▶ [REQUIRED ACTION] What's needed is an exact copy of all the data below, without pictures.

(Items from an interface collection)
*** Block opens ***
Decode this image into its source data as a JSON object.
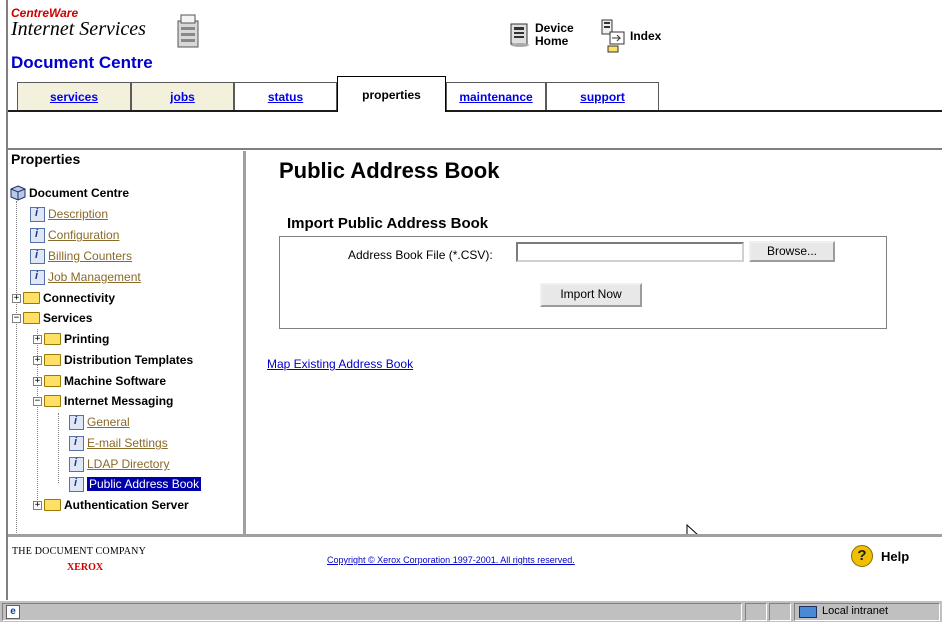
{
  "header": {
    "brand_top": "CentreWare",
    "brand_sub": "Internet Services",
    "device_name": "Document Centre",
    "device_home_label": "Device Home",
    "index_label": "Index"
  },
  "tabs": [
    {
      "label": "services"
    },
    {
      "label": "jobs"
    },
    {
      "label": "status"
    },
    {
      "label": "properties",
      "active": true
    },
    {
      "label": "maintenance"
    },
    {
      "label": "support"
    }
  ],
  "sidebar": {
    "title": "Properties",
    "root": "Document Centre",
    "items": [
      {
        "label": "Description"
      },
      {
        "label": "Configuration"
      },
      {
        "label": "Billing Counters"
      },
      {
        "label": "Job Management"
      },
      {
        "label": "Connectivity"
      },
      {
        "label": "Services"
      },
      {
        "label": "Printing"
      },
      {
        "label": "Distribution Templates"
      },
      {
        "label": "Machine Software"
      },
      {
        "label": "Internet Messaging"
      },
      {
        "label": "General"
      },
      {
        "label": "E-mail Settings"
      },
      {
        "label": "LDAP Directory"
      },
      {
        "label": "Public Address Book",
        "selected": true
      },
      {
        "label": "Authentication Server"
      }
    ]
  },
  "main": {
    "title": "Public Address Book",
    "section_title": "Import Public Address Book",
    "file_label": "Address Book File (*.CSV):",
    "file_value": "",
    "browse_label": "Browse...",
    "import_label": "Import Now",
    "map_link": "Map Existing Address Book"
  },
  "footer": {
    "company_line": "THE DOCUMENT COMPANY",
    "company_brand": "XEROX",
    "copyright": "Copyright © Xerox Corporation 1997-2001. All rights reserved.",
    "help_label": "Help"
  },
  "statusbar": {
    "zone": "Local intranet"
  },
  "colors": {
    "tab_bg": "#f3f0dc",
    "link": "#0000cc",
    "sidebar_link": "#8a6a2a",
    "selection": "#0000a8",
    "brand_red": "#cc0000"
  }
}
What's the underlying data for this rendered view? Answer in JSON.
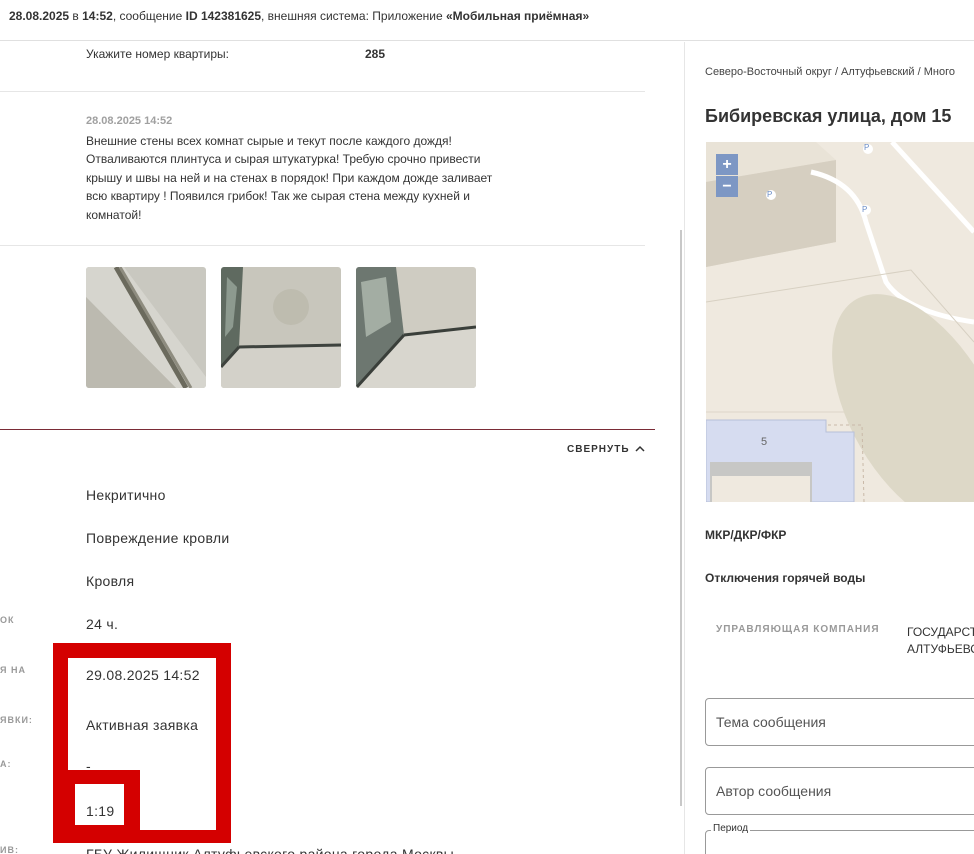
{
  "header": {
    "date": "28.08.2025",
    "in_word": "в",
    "time": "14:52",
    "msg_prefix": ", сообщение ",
    "msg_id": "ID 142381625",
    "system_prefix": ", внешняя система: Приложение ",
    "system_name": "«Мобильная приёмная»"
  },
  "apartment": {
    "label": "Укажите номер квартиры:",
    "value": "285"
  },
  "message": {
    "date": "28.08.2025 14:52",
    "text": "Внешние стены всех комнат сырые и текут после каждого дождя! Отваливаются плинтуса и сырая штукатурка! Требую срочно привести крышу и швы на ней и на стенах в порядок! При каждом дожде заливает всю квартиру ! Появился грибок! Так же сырая стена между кухней и комнатой!"
  },
  "photos": [
    "photo-1",
    "photo-2",
    "photo-3"
  ],
  "collapse_label": "СВЕРНУТЬ",
  "details": {
    "labels": [
      "ОК",
      "Я НА",
      "ЯВКИ:",
      "А:",
      "ИВ:"
    ],
    "values": [
      "Некритично",
      "Повреждение кровли",
      "Кровля",
      "24 ч.",
      "29.08.2025 14:52",
      "Активная заявка",
      "-",
      "1:19",
      "ГБУ Жилищник Алтуфьевского района города Москвы"
    ]
  },
  "right": {
    "breadcrumb": "Северо-Восточный округ / Алтуфьевский / Много",
    "address": "Бибиревская улица, дом 15",
    "map": {
      "zoom_in": "+",
      "zoom_out": "−",
      "house_number": "5",
      "parking": "P"
    },
    "mkr": "МКР/ДКР/ФКР",
    "hot_water": "Отключения горячей воды",
    "mgmt_label": "УПРАВЛЯЮЩАЯ КОМПАНИЯ",
    "mgmt_value_line1": "ГОСУДАРСТ",
    "mgmt_value_line2": "АЛТУФЬЕВС",
    "subject_placeholder": "Тема сообщения",
    "author_placeholder": "Автор сообщения",
    "period_label": "Период"
  },
  "colors": {
    "overlay": "#d40000",
    "divider": "#7a2b36",
    "zoom": "#7d97c4"
  }
}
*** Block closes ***
▶ [RESPONSE BOX]
Decode this image into its source data as a JSON object.
{
  "header": {
    "brand_top": "CentreWare",
    "brand_sub": "Internet Services",
    "device_name": "Document Centre",
    "device_home_label": "Device Home",
    "index_label": "Index"
  },
  "tabs": [
    {
      "label": "services"
    },
    {
      "label": "jobs"
    },
    {
      "label": "status"
    },
    {
      "label": "properties",
      "active": true
    },
    {
      "label": "maintenance"
    },
    {
      "label": "support"
    }
  ],
  "sidebar": {
    "title": "Properties",
    "root": "Document Centre",
    "items": [
      {
        "label": "Description"
      },
      {
        "label": "Configuration"
      },
      {
        "label": "Billing Counters"
      },
      {
        "label": "Job Management"
      },
      {
        "label": "Connectivity"
      },
      {
        "label": "Services"
      },
      {
        "label": "Printing"
      },
      {
        "label": "Distribution Templates"
      },
      {
        "label": "Machine Software"
      },
      {
        "label": "Internet Messaging"
      },
      {
        "label": "General"
      },
      {
        "label": "E-mail Settings"
      },
      {
        "label": "LDAP Directory"
      },
      {
        "label": "Public Address Book",
        "selected": true
      },
      {
        "label": "Authentication Server"
      }
    ]
  },
  "main": {
    "title": "Public Address Book",
    "section_title": "Import Public Address Book",
    "file_label": "Address Book File (*.CSV):",
    "file_value": "",
    "browse_label": "Browse...",
    "import_label": "Import Now",
    "map_link": "Map Existing Address Book"
  },
  "footer": {
    "company_line": "THE DOCUMENT COMPANY",
    "company_brand": "XEROX",
    "copyright": "Copyright © Xerox Corporation 1997-2001. All rights reserved.",
    "help_label": "Help"
  },
  "statusbar": {
    "zone": "Local intranet"
  },
  "colors": {
    "tab_bg": "#f3f0dc",
    "link": "#0000cc",
    "sidebar_link": "#8a6a2a",
    "selection": "#0000a8",
    "brand_red": "#cc0000"
  }
}
What's the underlying data for this rendered view? Answer in JSON.
{
  "header": {
    "date": "28.08.2025",
    "in_word": "в",
    "time": "14:52",
    "msg_prefix": ", сообщение ",
    "msg_id": "ID 142381625",
    "system_prefix": ", внешняя система: Приложение ",
    "system_name": "«Мобильная приёмная»"
  },
  "apartment": {
    "label": "Укажите номер квартиры:",
    "value": "285"
  },
  "message": {
    "date": "28.08.2025 14:52",
    "text": "Внешние стены всех комнат сырые и текут после каждого дождя! Отваливаются плинтуса и сырая штукатурка! Требую срочно привести крышу и швы на ней и на стенах в порядок! При каждом дожде заливает всю квартиру ! Появился грибок! Так же сырая стена между кухней и комнатой!"
  },
  "photos": [
    "photo-1",
    "photo-2",
    "photo-3"
  ],
  "collapse_label": "СВЕРНУТЬ",
  "details": {
    "labels": [
      "ОК",
      "Я НА",
      "ЯВКИ:",
      "А:",
      "ИВ:"
    ],
    "values": [
      "Некритично",
      "Повреждение кровли",
      "Кровля",
      "24 ч.",
      "29.08.2025 14:52",
      "Активная заявка",
      "-",
      "1:19",
      "ГБУ Жилищник Алтуфьевского района города Москвы"
    ]
  },
  "right": {
    "breadcrumb": "Северо-Восточный округ / Алтуфьевский / Много",
    "address": "Бибиревская улица, дом 15",
    "map": {
      "zoom_in": "+",
      "zoom_out": "−",
      "house_number": "5",
      "parking": "P"
    },
    "mkr": "МКР/ДКР/ФКР",
    "hot_water": "Отключения горячей воды",
    "mgmt_label": "УПРАВЛЯЮЩАЯ КОМПАНИЯ",
    "mgmt_value_line1": "ГОСУДАРСТ",
    "mgmt_value_line2": "АЛТУФЬЕВС",
    "subject_placeholder": "Тема сообщения",
    "author_placeholder": "Автор сообщения",
    "period_label": "Период"
  },
  "colors": {
    "overlay": "#d40000",
    "divider": "#7a2b36",
    "zoom": "#7d97c4"
  }
}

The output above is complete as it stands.